(Interface dataset entries)
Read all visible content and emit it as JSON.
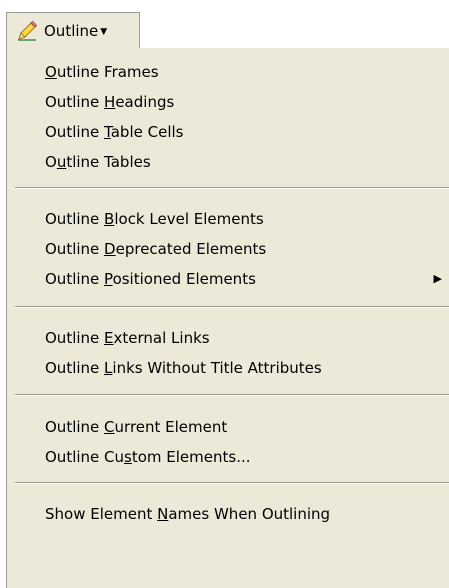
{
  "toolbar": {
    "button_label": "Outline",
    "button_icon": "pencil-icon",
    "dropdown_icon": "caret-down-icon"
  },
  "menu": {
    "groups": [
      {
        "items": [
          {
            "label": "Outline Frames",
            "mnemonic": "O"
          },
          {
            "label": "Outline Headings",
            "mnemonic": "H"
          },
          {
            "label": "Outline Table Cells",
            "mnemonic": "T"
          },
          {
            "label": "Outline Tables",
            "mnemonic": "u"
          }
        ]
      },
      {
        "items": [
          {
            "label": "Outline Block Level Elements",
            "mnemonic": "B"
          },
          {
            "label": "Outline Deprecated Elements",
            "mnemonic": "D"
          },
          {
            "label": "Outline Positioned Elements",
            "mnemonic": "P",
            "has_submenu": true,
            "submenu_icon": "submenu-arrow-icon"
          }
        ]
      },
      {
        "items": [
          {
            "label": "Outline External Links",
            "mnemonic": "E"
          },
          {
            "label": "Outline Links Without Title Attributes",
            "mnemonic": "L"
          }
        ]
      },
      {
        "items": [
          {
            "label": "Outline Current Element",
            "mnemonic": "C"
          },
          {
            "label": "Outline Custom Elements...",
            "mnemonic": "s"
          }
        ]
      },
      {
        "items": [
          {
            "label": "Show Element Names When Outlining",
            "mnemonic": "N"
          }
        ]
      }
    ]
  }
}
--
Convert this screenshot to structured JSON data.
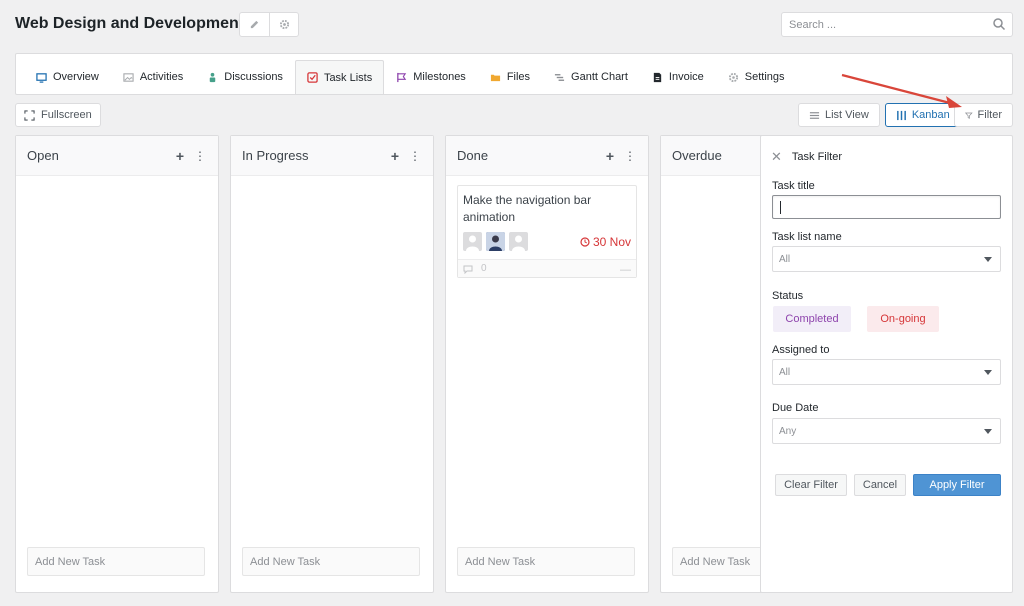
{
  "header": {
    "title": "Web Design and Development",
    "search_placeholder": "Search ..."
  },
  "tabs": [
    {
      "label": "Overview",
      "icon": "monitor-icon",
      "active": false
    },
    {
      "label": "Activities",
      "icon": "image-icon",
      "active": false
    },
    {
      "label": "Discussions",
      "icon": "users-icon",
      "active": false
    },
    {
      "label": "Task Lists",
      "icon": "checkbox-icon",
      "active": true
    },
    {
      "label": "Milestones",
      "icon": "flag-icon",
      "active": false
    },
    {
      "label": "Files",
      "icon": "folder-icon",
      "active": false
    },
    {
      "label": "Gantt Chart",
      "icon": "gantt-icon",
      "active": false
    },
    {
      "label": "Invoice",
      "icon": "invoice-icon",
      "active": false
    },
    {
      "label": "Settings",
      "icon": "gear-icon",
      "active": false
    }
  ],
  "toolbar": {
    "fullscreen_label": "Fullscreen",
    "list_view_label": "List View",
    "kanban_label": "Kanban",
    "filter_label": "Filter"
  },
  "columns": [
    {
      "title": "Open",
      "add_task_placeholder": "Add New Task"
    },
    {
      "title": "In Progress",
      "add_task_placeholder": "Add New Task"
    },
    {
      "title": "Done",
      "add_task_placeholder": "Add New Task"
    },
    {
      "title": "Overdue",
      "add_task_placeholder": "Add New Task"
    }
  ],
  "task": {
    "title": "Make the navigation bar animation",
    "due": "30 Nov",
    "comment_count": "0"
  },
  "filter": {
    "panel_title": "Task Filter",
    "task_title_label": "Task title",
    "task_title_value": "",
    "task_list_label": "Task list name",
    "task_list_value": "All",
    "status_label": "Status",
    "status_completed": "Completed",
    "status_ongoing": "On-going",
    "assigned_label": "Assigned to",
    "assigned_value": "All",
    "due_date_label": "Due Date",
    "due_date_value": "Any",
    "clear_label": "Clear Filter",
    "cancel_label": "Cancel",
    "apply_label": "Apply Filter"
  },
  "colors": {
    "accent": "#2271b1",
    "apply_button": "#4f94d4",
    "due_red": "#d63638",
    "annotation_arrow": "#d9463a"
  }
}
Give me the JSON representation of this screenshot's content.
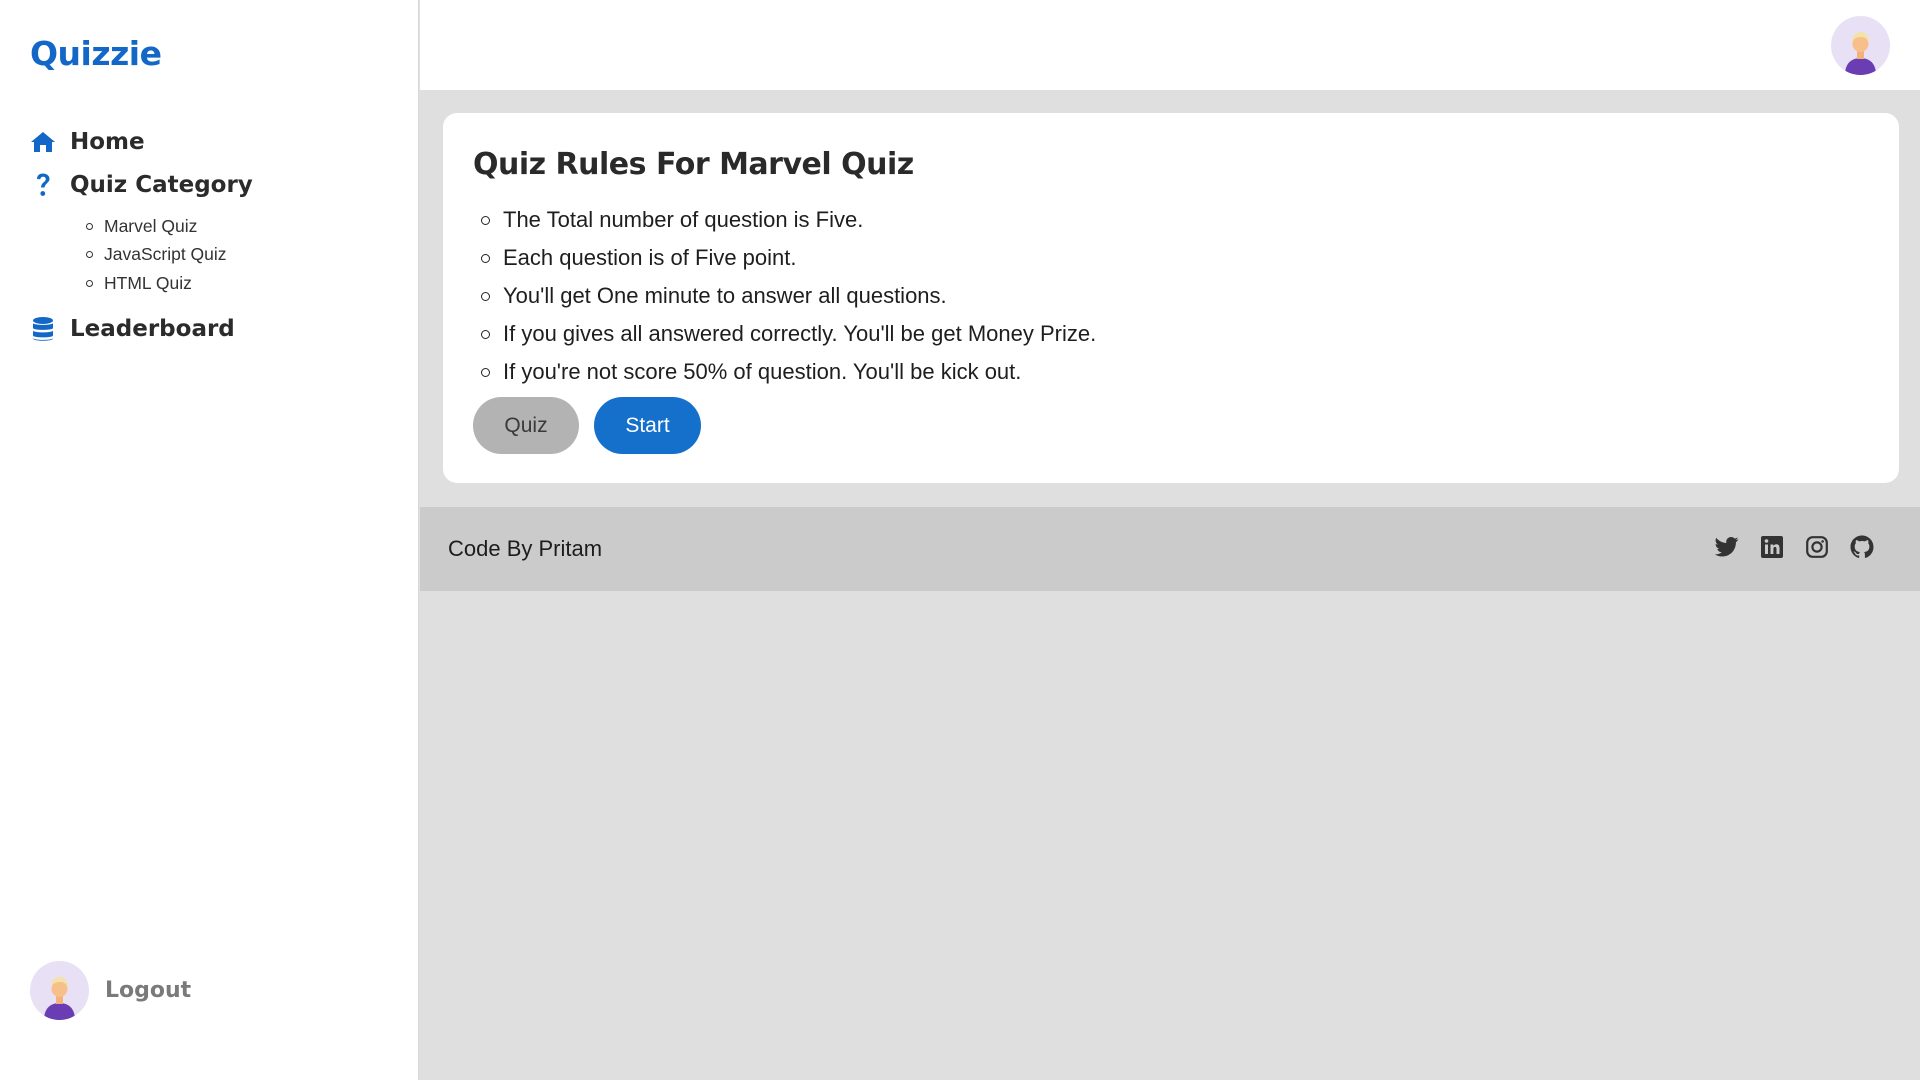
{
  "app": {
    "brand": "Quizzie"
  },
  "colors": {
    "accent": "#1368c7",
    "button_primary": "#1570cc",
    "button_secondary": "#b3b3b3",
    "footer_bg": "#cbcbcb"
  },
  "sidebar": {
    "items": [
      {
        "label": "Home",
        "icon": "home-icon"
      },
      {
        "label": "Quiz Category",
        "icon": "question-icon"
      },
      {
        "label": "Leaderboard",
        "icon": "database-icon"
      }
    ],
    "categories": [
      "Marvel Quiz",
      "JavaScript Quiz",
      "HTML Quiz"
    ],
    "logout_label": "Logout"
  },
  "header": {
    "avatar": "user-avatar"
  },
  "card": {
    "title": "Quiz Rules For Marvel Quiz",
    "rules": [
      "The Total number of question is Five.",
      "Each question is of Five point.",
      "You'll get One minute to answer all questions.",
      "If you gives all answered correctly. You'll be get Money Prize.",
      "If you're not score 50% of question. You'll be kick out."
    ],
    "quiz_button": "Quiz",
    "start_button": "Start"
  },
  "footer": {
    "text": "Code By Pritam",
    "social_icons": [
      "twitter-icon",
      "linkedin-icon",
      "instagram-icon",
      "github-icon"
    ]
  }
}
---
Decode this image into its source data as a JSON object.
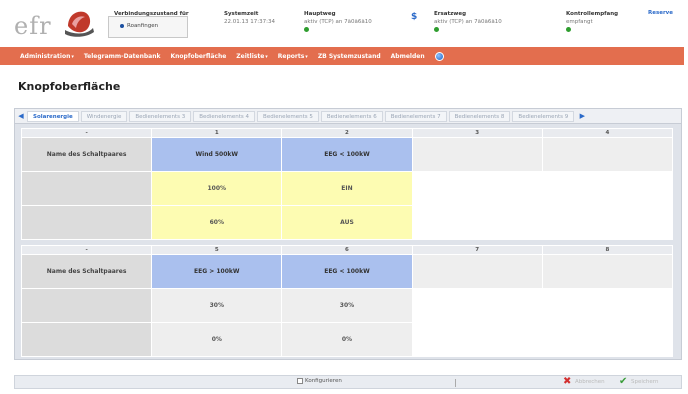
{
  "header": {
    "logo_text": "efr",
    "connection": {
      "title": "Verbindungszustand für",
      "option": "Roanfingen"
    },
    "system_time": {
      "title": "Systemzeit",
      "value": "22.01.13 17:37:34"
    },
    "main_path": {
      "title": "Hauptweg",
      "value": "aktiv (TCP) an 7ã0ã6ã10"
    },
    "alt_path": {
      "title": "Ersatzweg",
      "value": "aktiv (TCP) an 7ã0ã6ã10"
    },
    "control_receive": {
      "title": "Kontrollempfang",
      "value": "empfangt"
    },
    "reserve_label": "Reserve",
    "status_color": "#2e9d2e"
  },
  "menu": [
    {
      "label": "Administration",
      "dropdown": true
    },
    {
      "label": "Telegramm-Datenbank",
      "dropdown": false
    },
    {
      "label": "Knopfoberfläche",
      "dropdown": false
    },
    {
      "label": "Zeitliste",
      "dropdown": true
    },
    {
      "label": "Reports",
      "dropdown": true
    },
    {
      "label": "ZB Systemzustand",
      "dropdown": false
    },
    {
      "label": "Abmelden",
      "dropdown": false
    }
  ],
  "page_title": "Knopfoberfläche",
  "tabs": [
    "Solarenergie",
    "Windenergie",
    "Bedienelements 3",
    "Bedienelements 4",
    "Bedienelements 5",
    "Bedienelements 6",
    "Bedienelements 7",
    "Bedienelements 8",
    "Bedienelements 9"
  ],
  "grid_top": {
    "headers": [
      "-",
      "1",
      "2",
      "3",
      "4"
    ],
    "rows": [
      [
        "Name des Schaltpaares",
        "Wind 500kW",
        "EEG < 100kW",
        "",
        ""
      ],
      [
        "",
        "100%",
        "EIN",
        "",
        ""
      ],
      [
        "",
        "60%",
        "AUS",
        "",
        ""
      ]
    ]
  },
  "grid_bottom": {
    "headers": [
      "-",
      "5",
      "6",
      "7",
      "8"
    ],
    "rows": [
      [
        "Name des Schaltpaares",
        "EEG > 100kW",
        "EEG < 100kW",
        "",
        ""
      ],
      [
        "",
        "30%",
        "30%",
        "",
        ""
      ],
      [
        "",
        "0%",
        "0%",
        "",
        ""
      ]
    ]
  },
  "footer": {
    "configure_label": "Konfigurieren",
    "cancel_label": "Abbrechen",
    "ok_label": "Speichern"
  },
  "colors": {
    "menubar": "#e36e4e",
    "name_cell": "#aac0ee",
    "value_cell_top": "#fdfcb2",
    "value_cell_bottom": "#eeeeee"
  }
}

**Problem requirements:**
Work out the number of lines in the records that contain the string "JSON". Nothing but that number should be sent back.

**Output for this exercise:**
4